• [Activity]:
Line count for "likes": say how many lines of the data contain it, with no other text.

Excerpts from an interface dataset:
***

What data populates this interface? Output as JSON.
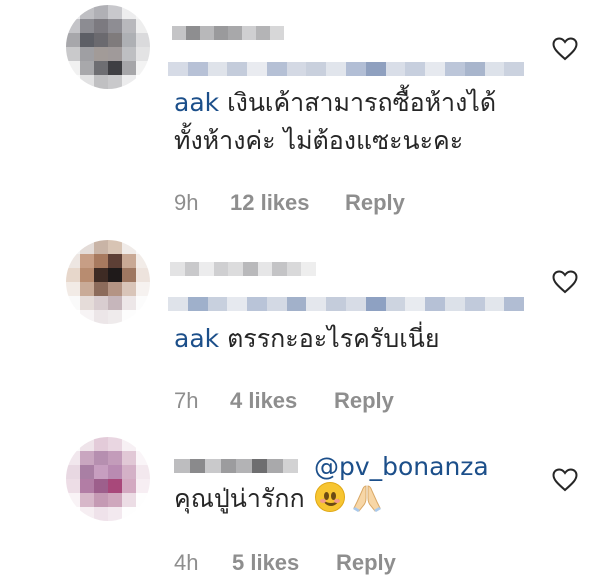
{
  "comments": [
    {
      "reply_mention": "",
      "mention": "aak",
      "line1": " เงินเค้าสามารถซื้อห้างได้",
      "line2": "ทั้งห้างค่ะ ไม่ต้องแซะนะคะ",
      "time": "9h",
      "likes": "12 likes",
      "reply": "Reply",
      "heart_icon": "heart-outline-icon"
    },
    {
      "reply_mention": "",
      "mention": "aak",
      "line1": " ตรรกะอะไรครับเนี่ย",
      "line2": "",
      "time": "7h",
      "likes": "4 likes",
      "reply": "Reply",
      "heart_icon": "heart-outline-icon"
    },
    {
      "reply_mention": "@pv_bonanza",
      "mention": "",
      "line1": "คุณปู่น่ารักก",
      "line2": "",
      "time": "4h",
      "likes": "5 likes",
      "reply": "Reply",
      "heart_icon": "heart-outline-icon",
      "emojis": [
        "smiling-face-emoji",
        "folded-hands-emoji"
      ]
    }
  ],
  "colors": {
    "text": "#262626",
    "muted": "#8e8e8e",
    "mention": "#1c4f8a"
  }
}
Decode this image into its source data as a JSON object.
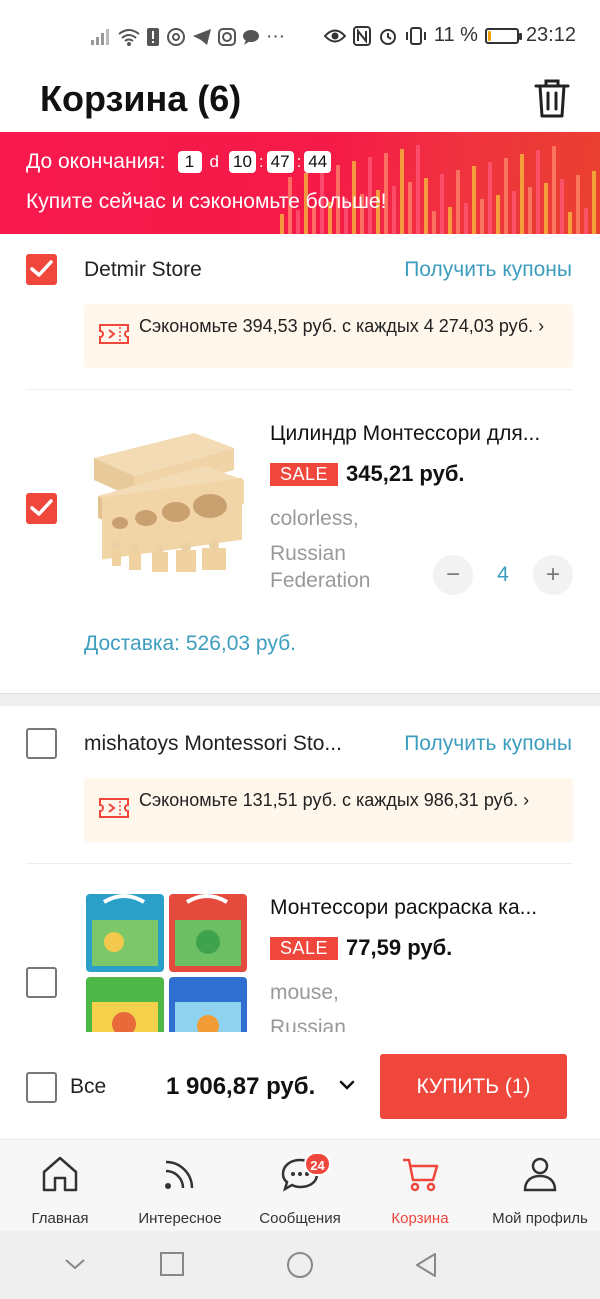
{
  "status_bar": {
    "battery_pct": "11 %",
    "battery_level": 0.11,
    "time": "23:12"
  },
  "header": {
    "title": "Корзина (6)"
  },
  "promo": {
    "prefix": "До окончания:",
    "days": "1",
    "days_unit": "d",
    "hours": "10",
    "minutes": "47",
    "seconds": "44",
    "subtitle": "Купите сейчас и сэкономьте больше!"
  },
  "stores": [
    {
      "name": "Detmir Store",
      "checked": true,
      "coupons_label": "Получить купоны",
      "coupon_text": "Сэкономьте 394,53 руб. с каждых 4 274,03 руб. ›",
      "product": {
        "title": "Цилиндр Монтессори для...",
        "sale": "SALE",
        "price": "345,21 руб.",
        "variant1": "colorless,",
        "variant2": "Russian",
        "variant3": "Federation",
        "qty": "4",
        "checked": true
      },
      "delivery": "Доставка: 526,03 руб."
    },
    {
      "name": "mishatoys Montessori Sto...",
      "checked": false,
      "coupons_label": "Получить купоны",
      "coupon_text": "Сэкономьте 131,51 руб. с каждых 986,31 руб. ›",
      "product": {
        "title": "Монтессори раскраска ка...",
        "sale": "SALE",
        "price": "77,59 руб.",
        "variant1": "mouse,",
        "variant2": "Russian",
        "checked": false
      }
    }
  ],
  "checkout": {
    "all_label": "Все",
    "total": "1 906,87 руб.",
    "buy_label": "КУПИТЬ (1)"
  },
  "tabs": [
    {
      "label": "Главная",
      "icon": "home-icon"
    },
    {
      "label": "Интересное",
      "icon": "feed-icon"
    },
    {
      "label": "Сообщения",
      "icon": "messages-icon",
      "badge": "24"
    },
    {
      "label": "Корзина",
      "icon": "cart-icon",
      "active": true
    },
    {
      "label": "Мой профиль",
      "icon": "profile-icon"
    }
  ],
  "colors": {
    "accent": "#f0473d",
    "link": "#3c9dbf",
    "promo": "#f51b47"
  }
}
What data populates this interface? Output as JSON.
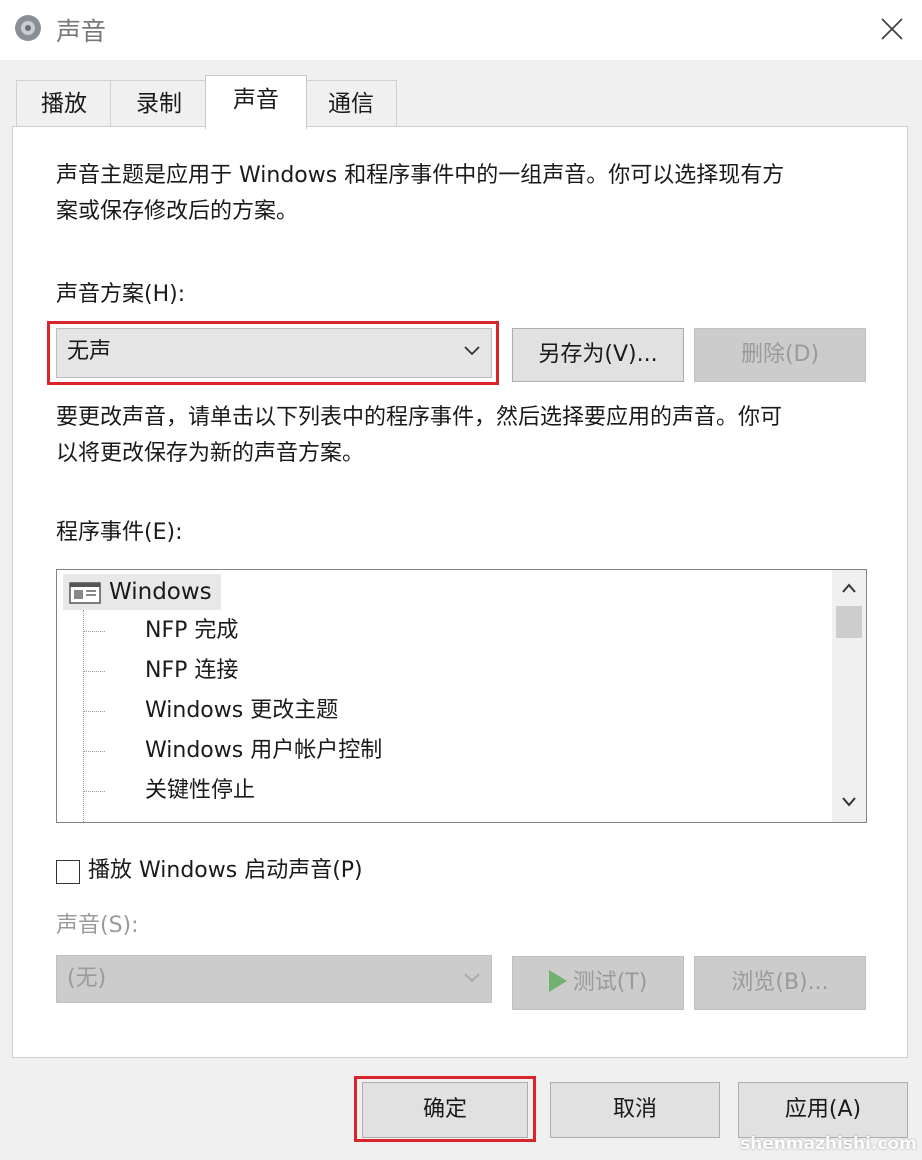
{
  "window": {
    "title": "声音",
    "close_icon": "close-icon",
    "app_icon": "speaker-icon"
  },
  "tabs": [
    {
      "label": "播放"
    },
    {
      "label": "录制"
    },
    {
      "label": "声音",
      "active": true
    },
    {
      "label": "通信"
    }
  ],
  "sounds_tab": {
    "description_line1": "声音主题是应用于 Windows 和程序事件中的一组声音。你可以选择现有方",
    "description_line2": "案或保存修改后的方案。",
    "scheme_label": "声音方案(H):",
    "scheme_value": "无声",
    "save_as_label": "另存为(V)...",
    "delete_label": "删除(D)",
    "instruction_line1": "要更改声音，请单击以下列表中的程序事件，然后选择要应用的声音。你可",
    "instruction_line2": "以将更改保存为新的声音方案。",
    "events_label": "程序事件(E):",
    "events_root": "Windows",
    "events": [
      {
        "label": "NFP 完成"
      },
      {
        "label": "NFP 连接"
      },
      {
        "label": "Windows 更改主题"
      },
      {
        "label": "Windows 用户帐户控制"
      },
      {
        "label": "关键性停止"
      }
    ],
    "startup_checkbox_label": "播放 Windows 启动声音(P)",
    "startup_checked": false,
    "sound_label": "声音(S):",
    "sound_value": "(无)",
    "test_label": "测试(T)",
    "browse_label": "浏览(B)..."
  },
  "footer": {
    "ok_label": "确定",
    "cancel_label": "取消",
    "apply_label": "应用(A)"
  },
  "colors": {
    "highlight": "#d9262c",
    "play_icon": "#6fb36f"
  },
  "watermark": "shenmazhishi.com"
}
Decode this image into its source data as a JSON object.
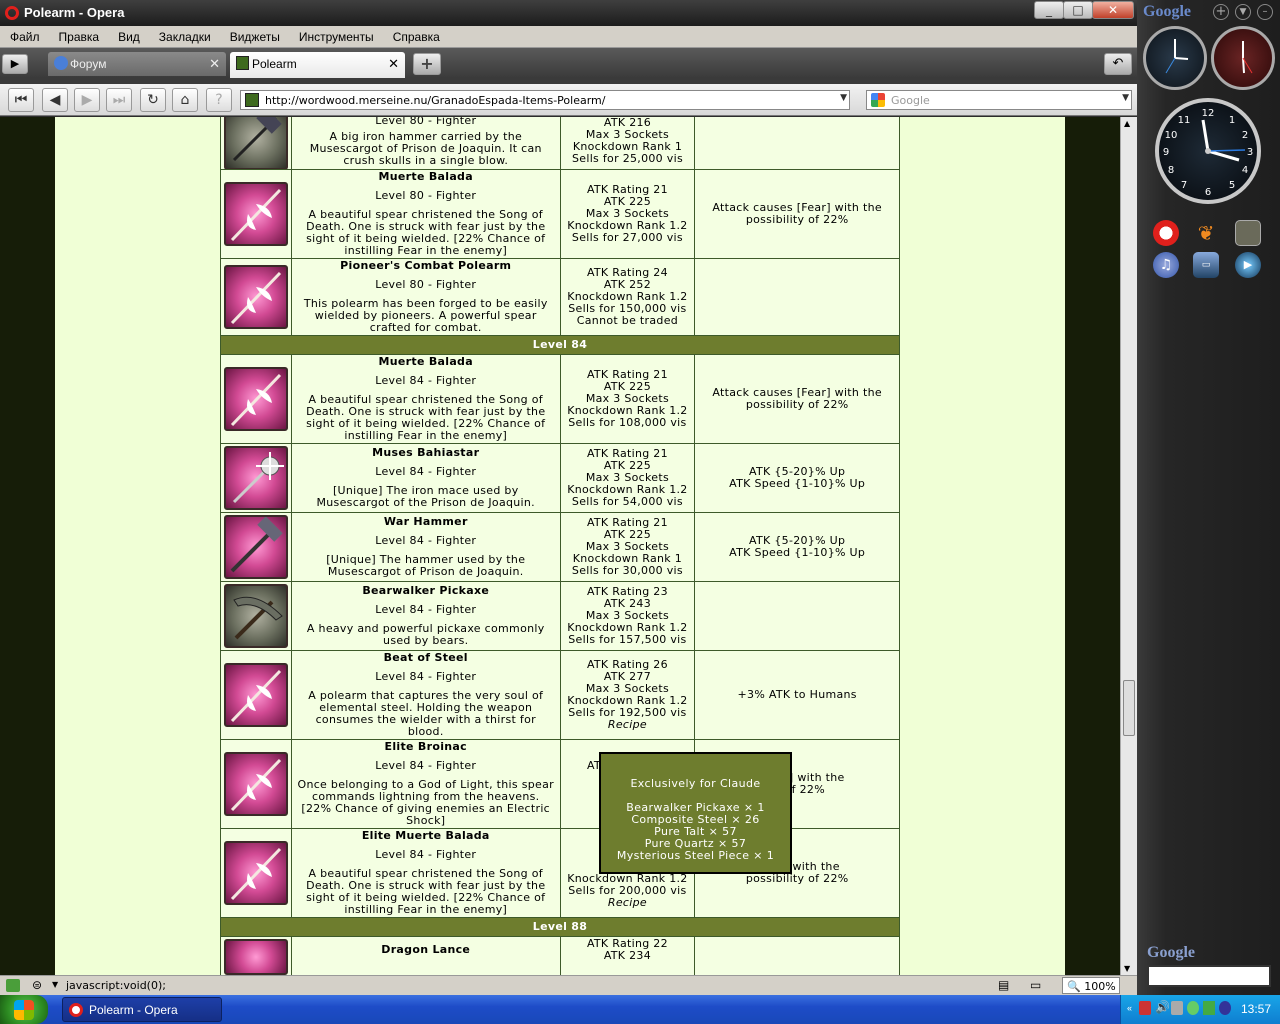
{
  "window": {
    "title": "Polearm - Opera"
  },
  "menu": [
    "Файл",
    "Правка",
    "Вид",
    "Закладки",
    "Виджеты",
    "Инструменты",
    "Справка"
  ],
  "tabs": [
    {
      "label": "Форум",
      "active": false
    },
    {
      "label": "Polearm",
      "active": true
    }
  ],
  "address": {
    "url": "http://wordwood.merseine.nu/GranadoEspada-Items-Polearm/"
  },
  "search": {
    "placeholder": "Google"
  },
  "top_row": {
    "name": "Level 80 - Fighter",
    "desc": "A big iron hammer carried by the Musescargot of Prison de Joaquin. It can crush skulls in a single blow.",
    "stats": [
      "ATK 216",
      "Max 3 Sockets",
      "Knockdown Rank 1",
      "Sells for 25,000 vis"
    ]
  },
  "rows_80": [
    {
      "name": "Muerte Balada",
      "level": "Level 80 - Fighter",
      "desc": "A beautiful spear christened the Song of Death. One is struck with fear just by the sight of it being wielded. [22% Chance of instilling Fear in the enemy]",
      "stats": [
        "ATK Rating 21",
        "ATK 225",
        "Max 3 Sockets",
        "Knockdown Rank 1.2",
        "Sells for 27,000 vis"
      ],
      "recipe": "",
      "effect": "Attack causes [Fear] with the possibility of 22%",
      "icon": "spear"
    },
    {
      "name": "Pioneer's Combat Polearm",
      "level": "Level 80 - Fighter",
      "desc": "This polearm has been forged to be easily wielded by pioneers. A powerful spear crafted for combat.",
      "stats": [
        "ATK Rating 24",
        "ATK 252",
        "Knockdown Rank 1.2",
        "Sells for 150,000 vis",
        "Cannot be traded"
      ],
      "recipe": "",
      "effect": "",
      "icon": "spear"
    }
  ],
  "level84_label": "Level 84",
  "rows_84": [
    {
      "name": "Muerte Balada",
      "level": "Level 84 - Fighter",
      "desc": "A beautiful spear christened the Song of Death. One is struck with fear just by the sight of it being wielded. [22% Chance of instilling Fear in the enemy]",
      "stats": [
        "ATK Rating 21",
        "ATK 225",
        "Max 3 Sockets",
        "Knockdown Rank 1.2",
        "Sells for 108,000 vis"
      ],
      "recipe": "",
      "effect": "Attack causes [Fear] with the possibility of 22%",
      "icon": "spear"
    },
    {
      "name": "Muses Bahiastar",
      "level": "Level 84 - Fighter",
      "desc": "[Unique] The iron mace used by Musescargot of the Prison de Joaquin.",
      "stats": [
        "ATK Rating 21",
        "ATK 225",
        "Max 3 Sockets",
        "Knockdown Rank 1.2",
        "Sells for 54,000 vis"
      ],
      "recipe": "",
      "effect": "ATK {5-20}% Up\nATK Speed {1-10}% Up",
      "icon": "mace"
    },
    {
      "name": "War Hammer",
      "level": "Level 84 - Fighter",
      "desc": "[Unique] The hammer used by the Musescargot of Prison de Joaquin.",
      "stats": [
        "ATK Rating 21",
        "ATK 225",
        "Max 3 Sockets",
        "Knockdown Rank 1",
        "Sells for 30,000 vis"
      ],
      "recipe": "",
      "effect": "ATK {5-20}% Up\nATK Speed {1-10}% Up",
      "icon": "hammer"
    },
    {
      "name": "Bearwalker Pickaxe",
      "level": "Level 84 - Fighter",
      "desc": "A heavy and powerful pickaxe commonly used by bears.",
      "stats": [
        "ATK Rating 23",
        "ATK 243",
        "Max 3 Sockets",
        "Knockdown Rank 1.2",
        "Sells for 157,500 vis"
      ],
      "recipe": "",
      "effect": "",
      "icon": "pickaxe"
    },
    {
      "name": "Beat of Steel",
      "level": "Level 84 - Fighter",
      "desc": "A polearm that captures the very soul of elemental steel. Holding the weapon consumes the wielder with a thirst for blood.",
      "stats": [
        "ATK Rating 26",
        "ATK 277",
        "Max 3 Sockets",
        "Knockdown Rank 1.2",
        "Sells for 192,500 vis"
      ],
      "recipe": "Recipe",
      "effect": "+3% ATK to Humans",
      "icon": "spear"
    },
    {
      "name": "Elite Broinac",
      "level": "Level 84 - Fighter",
      "desc": "Once belonging to a God of Light, this spear commands lightning from the heavens. [22% Chance of giving enemies an Electric Shock]",
      "stats": [
        "ATK Rating 26",
        "M",
        "Knoc",
        "Sells"
      ],
      "recipe": "",
      "effect": "[Shock] with the\nty of 22%",
      "icon": "spear"
    },
    {
      "name": "Elite Muerte Balada",
      "level": "Level 84 - Fighter",
      "desc": "A beautiful spear christened the Song of Death. One is struck with fear just by the sight of it being wielded. [22% Chance of instilling Fear in the enemy]",
      "stats": [
        "AT",
        "",
        "M",
        "Knockdown Rank 1.2",
        "Sells for 200,000 vis"
      ],
      "recipe": "Recipe",
      "effect": "[Fear] with the\npossibility of 22%",
      "icon": "spear"
    }
  ],
  "level88_label": "Level 88",
  "row_88": {
    "name": "Dragon Lance",
    "stats": [
      "ATK Rating 22",
      "ATK 234"
    ]
  },
  "tooltip": {
    "title": "Exclusively for Claude",
    "lines": [
      "Bearwalker Pickaxe × 1",
      "Composite Steel × 26",
      "Pure Talt × 57",
      "Pure Quartz × 57",
      "Mysterious Steel Piece × 1"
    ]
  },
  "status": {
    "text": "javascript:void(0);",
    "zoom": "100%"
  },
  "sidebar": {
    "google_top": "Google",
    "google_bottom": "Google"
  },
  "taskbar": {
    "task": "Polearm - Opera",
    "time": "13:57"
  },
  "colors": {
    "header_green": "#6e7d2e",
    "page_bg": "#f0ffd6",
    "opera_red": "#e0201c"
  }
}
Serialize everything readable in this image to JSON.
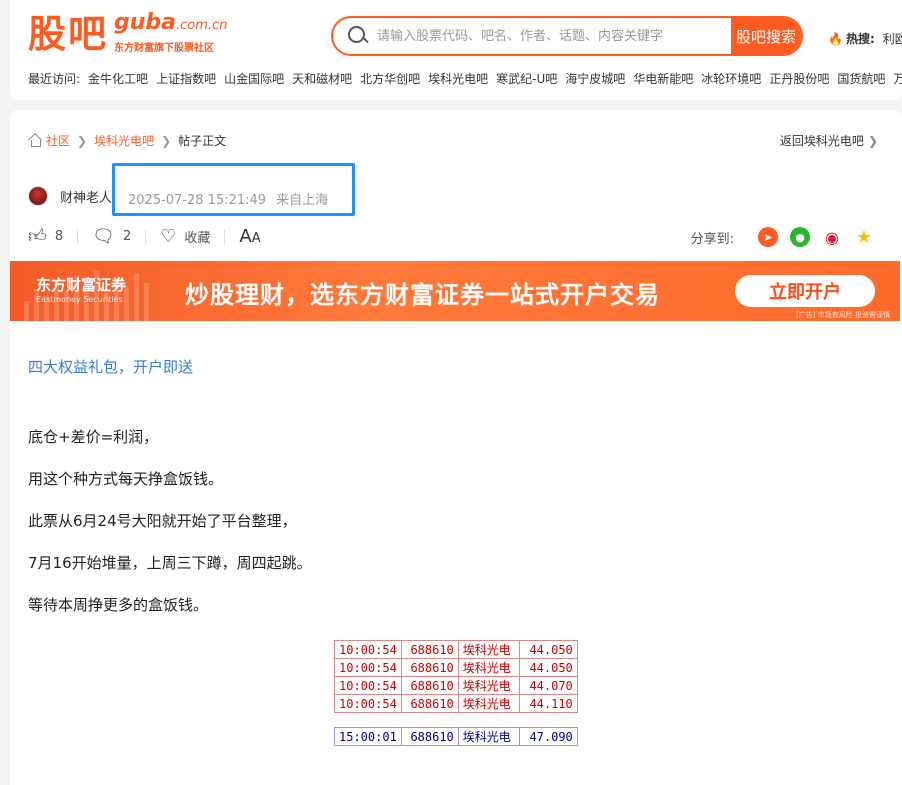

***

• [Finished task]:
3